Everyone “likes” articles, posts, discussions, comments and updates on LinkedIn.  But did you ever stop to think what value that liking has? So I wrote some of my own Pro’s and Con’s down. For the purposes of brevity, I use the term
“article” as a catch all for content.

Pro: Likes are easy

Liking something takes no time at all. Click of a button, done. Which leads me to…

Con: Maybe too easy

I always wonder if likes are too easy – you can pull up an article and the option to like it is right there at the top of the screen before you have even read it.

Pro & Con: The “that’s what I was going to say!” like

You come across an article and what you wanted to say has already been nicely articulated by someone else. So either liking the article or liking that person’s comment is the right thing to do, but you still end up a little frustrated.

Pro: The acknowledgement like

Likes  are often a shorthand for “I agree with you” when they are appended to comments in particular. I use “likes” quite often when people make simple comments on one of my articles.

Con: The value add factor is low for likes

When you like an article or post, it adds little value for you. You are one of the rather anonymous like crowd. You pale beside the commenters who are adding to the discussion about the article. When I see someone has liked one of my articles, I think “thank you.” When I see someone has commented on my article, I often reply to their comments and occasionally send them a message thanking them for their comment.

Pro: Added visibility

I see many LinkedIn users who seem to employ likes as a visibility strategy. And if kind of works – authors will see those people in the list of people who liked their content. But….

Con: Too many likes look odd

So I look at someone’s activity and see all they do is like posts. No writing, no sharing, no comments, just likes. This tends to make me wonder if this is a real person or a fake profile.  
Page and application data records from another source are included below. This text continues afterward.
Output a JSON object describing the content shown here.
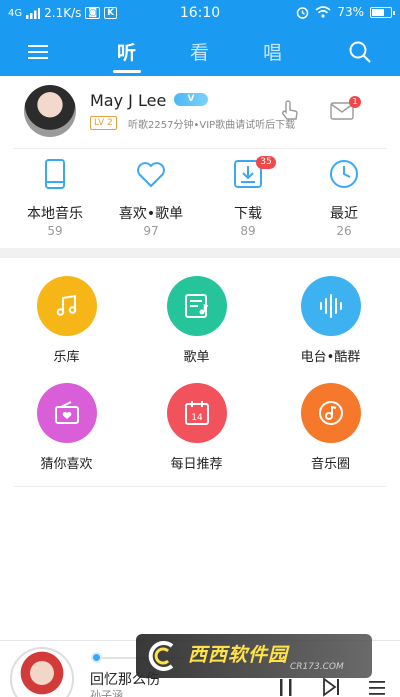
{
  "status_bar": {
    "network": "4G",
    "speed": "2.1K/s",
    "time": "16:10",
    "battery": "73%",
    "battery_level": 0.73
  },
  "top_nav": {
    "tabs": [
      {
        "label": "听",
        "active": true
      },
      {
        "label": "看",
        "active": false
      },
      {
        "label": "唱",
        "active": false
      }
    ]
  },
  "profile": {
    "name": "May J Lee",
    "vip_badge": "V",
    "level": "LV 2",
    "description": "听歌2257分钟•VIP歌曲请试听后下载",
    "mail_badge": "1"
  },
  "shortcuts": [
    {
      "label": "本地音乐",
      "count": "59",
      "icon": "phone-icon"
    },
    {
      "label": "喜欢•歌单",
      "count": "97",
      "icon": "heart-icon"
    },
    {
      "label": "下载",
      "count": "89",
      "icon": "download-icon",
      "badge": "35"
    },
    {
      "label": "最近",
      "count": "26",
      "icon": "clock-icon"
    }
  ],
  "functions": [
    {
      "label": "乐库",
      "icon": "music-note-icon",
      "color": "#f6b618"
    },
    {
      "label": "歌单",
      "icon": "playlist-icon",
      "color": "#25c49a"
    },
    {
      "label": "电台•酷群",
      "icon": "soundwave-icon",
      "color": "#3eb1f0"
    },
    {
      "label": "猜你喜欢",
      "icon": "radio-icon",
      "color": "#d85fd8"
    },
    {
      "label": "每日推荐",
      "icon": "calendar-icon",
      "color": "#f2525c"
    },
    {
      "label": "音乐圈",
      "icon": "disc-icon",
      "color": "#f6782a"
    }
  ],
  "calendar_day": "14",
  "player": {
    "title": "回忆那么伤",
    "artist": "孙子涵",
    "progress": 0.02
  },
  "watermark": {
    "site": "西西软件园",
    "url": "CR173.COM"
  },
  "colors": {
    "brand_blue": "#1a9af0",
    "icon_blue": "#3aa8f5",
    "badge_red": "#f04848"
  }
}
Con: Smaller opportunity for engagement

When someone comments on my content it gives me something to latch onto, and provides a possible opportunity to start a conversation with that person. Likes are kind of flimsy. I have sent thank you’s to people who have liked my content, but statistically, I can say they are much less likely to become connections.  
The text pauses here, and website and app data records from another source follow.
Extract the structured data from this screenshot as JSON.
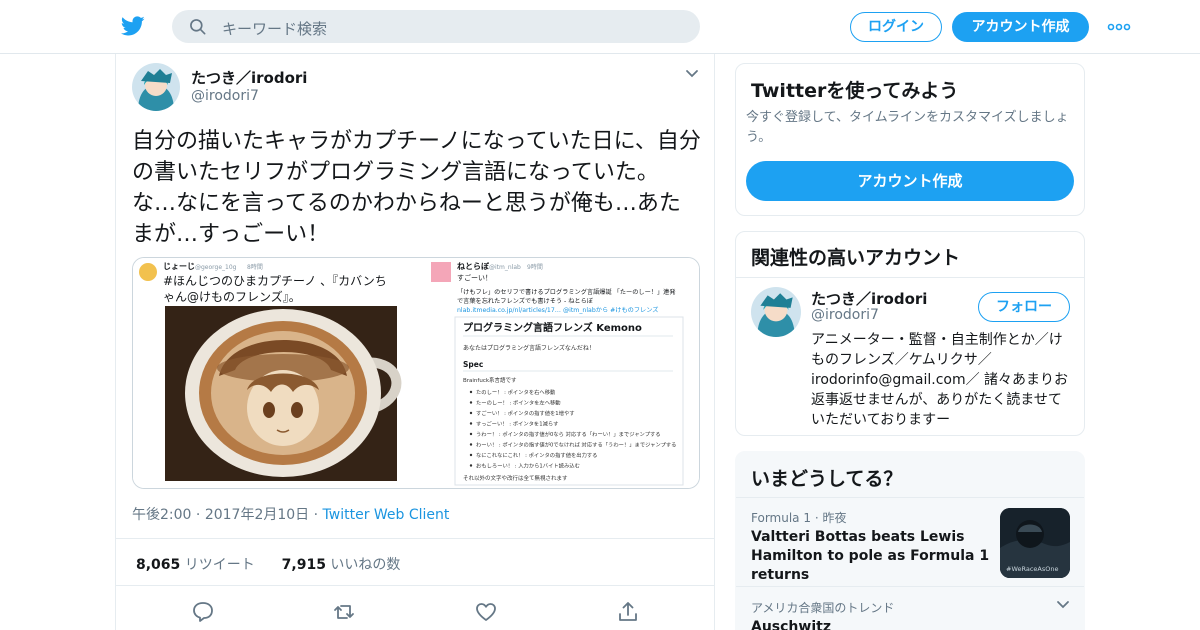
{
  "header": {
    "search_placeholder": "キーワード検索",
    "login_label": "ログイン",
    "signup_label": "アカウント作成",
    "brand_color": "#1da1f2"
  },
  "tweet": {
    "author_name": "たつき／irodori",
    "author_handle": "@irodori7",
    "text": "自分の描いたキャラがカプチーノになっていた日に、自分の書いたセリフがプログラミング言語になっていた。な…なにを言ってるのかわからねーと思うが俺も…あたまが…すっごーい！",
    "time": "午後2:00",
    "date": "2017年2月10日",
    "client": "Twitter Web Client",
    "retweets_count": "8,065",
    "retweets_label": "リツイート",
    "likes_count": "7,915",
    "likes_label": "いいねの数",
    "media": {
      "left_user": "じょーじ",
      "left_handle": "@george_10g",
      "left_time": "8時間",
      "left_text_1": "#ほんじつのひまカプチーノ 、『カバンち",
      "left_text_2": "ゃん@けものフレンズ』。",
      "right_user": "ねとらぼ",
      "right_handle": "@itm_nlab",
      "right_time": "9時間",
      "right_line_1": "すごーい！",
      "right_line_2": "「けもフレ」のセリフで書けるプログラミング言語爆誕 「たーのしー！」連発",
      "right_line_3": "で言葉を忘れたフレンズでも書けそう - ねとらぼ",
      "right_link": "nlab.itmedia.co.jp/nl/articles/17… @itm_nlabから #けものフレンズ",
      "doc_title": "プログラミング言語フレンズ Kemono",
      "doc_intro": "あなたはプログラミング言語フレンズなんだね！",
      "doc_spec": "Spec",
      "doc_brainfuck": "Brainfuck系言語です",
      "doc_items": [
        "たのしー！ : ポインタを右へ移動",
        "たーのしー！ : ポインタを左へ移動",
        "すごーい！ : ポインタの指す値を1増やす",
        "すっごーい！ : ポインタを1減らす",
        "うわー！ : ポインタの指す値が0なら 対応する「わーい！」までジャンプする",
        "わーい！ : ポインタの指す値が0でなければ 対応する「うわー！」までジャンプする",
        "なにこれなにこれ！ : ポインタの指す値を出力する",
        "おもしろーい！ : 入力から1バイト読み込む"
      ],
      "doc_footer": "それ以外の文字や改行は全て無視されます"
    }
  },
  "sidebar": {
    "try_title": "Twitterを使ってみよう",
    "try_desc": "今すぐ登録して、タイムラインをカスタマイズしましょう。",
    "try_button": "アカウント作成",
    "related_title": "関連性の高いアカウント",
    "related_name": "たつき／irodori",
    "related_handle": "@irodori7",
    "follow_label": "フォロー",
    "related_bio": "アニメーター・監督・自主制作とか／けものフレンズ／ケムリクサ／irodorinfo@gmail.com／ 諸々あまりお返事返せませんが、ありがたく読ませていただいておりますー",
    "trends_title": "いまどうしてる？",
    "trend1_category": "Formula 1",
    "trend1_time": "昨夜",
    "trend1_title": "Valtteri Bottas beats Lewis Hamilton to pole as Formula 1 returns",
    "trend1_thumb_text": "#WeRaceAsOne",
    "trend2_category": "アメリカ合衆国のトレンド",
    "trend2_title": "Auschwitz"
  }
}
I suppose for me it all comes down to:

If you can, comment. If you can’t comment, like.  

 

Why Would Someone Create A Fake LinkedIn Profile?

I wrote an article a couple of months ago on some of the ways to identify a fake LinkedIn profile. One comment I received quite a bit was “why would someone do this?” It seems like a lot of work, for some nebulous benefits.

And it does not take a lot of work. I could build one in ten minutes and it would likely fool most people. Start with an email address and come up with a new name. Then just cut and paste everything from another profile…like yours, and copy your photo too. There. Done.

Here are four uses for fake profiles. The critical part is getting you to connect with them, because they can then indulge in a little…

Email address collection

This is the obvious one. Harvest email addresses from connections.

Identity theft

When added to the information most users include in their LinkedIn profiles, this is a good start. In addition to their email address, many LinkedIn users list their birthdays, and this is viewable by their connections.

Phishing, spear phishing and other scams

If a connection sent you a message with an attachment, would you open it? It could contain malware. How well do you know and trust this person?

Connecting adds credibility

This is the sneaky one. When you connect with someone there is your implied  endorsement that they are a real person. When they go to connect with someone you are connected with, that someone sees  you connected with them. They connect. They open the email with the attachment.

How do you fight this? When someone you don’t know invites you to connect, ask them a question. One other aspect to look for is comments on posts and articles. Faking activity by liking content or sharing it without comment is easy and fast. Taking the time to make comments on that content is not. It’s time consuming.

It’s one thing to cut and paste a profile together, but another to be taking the time to comment on posts, or publish posts.

Be careful out there.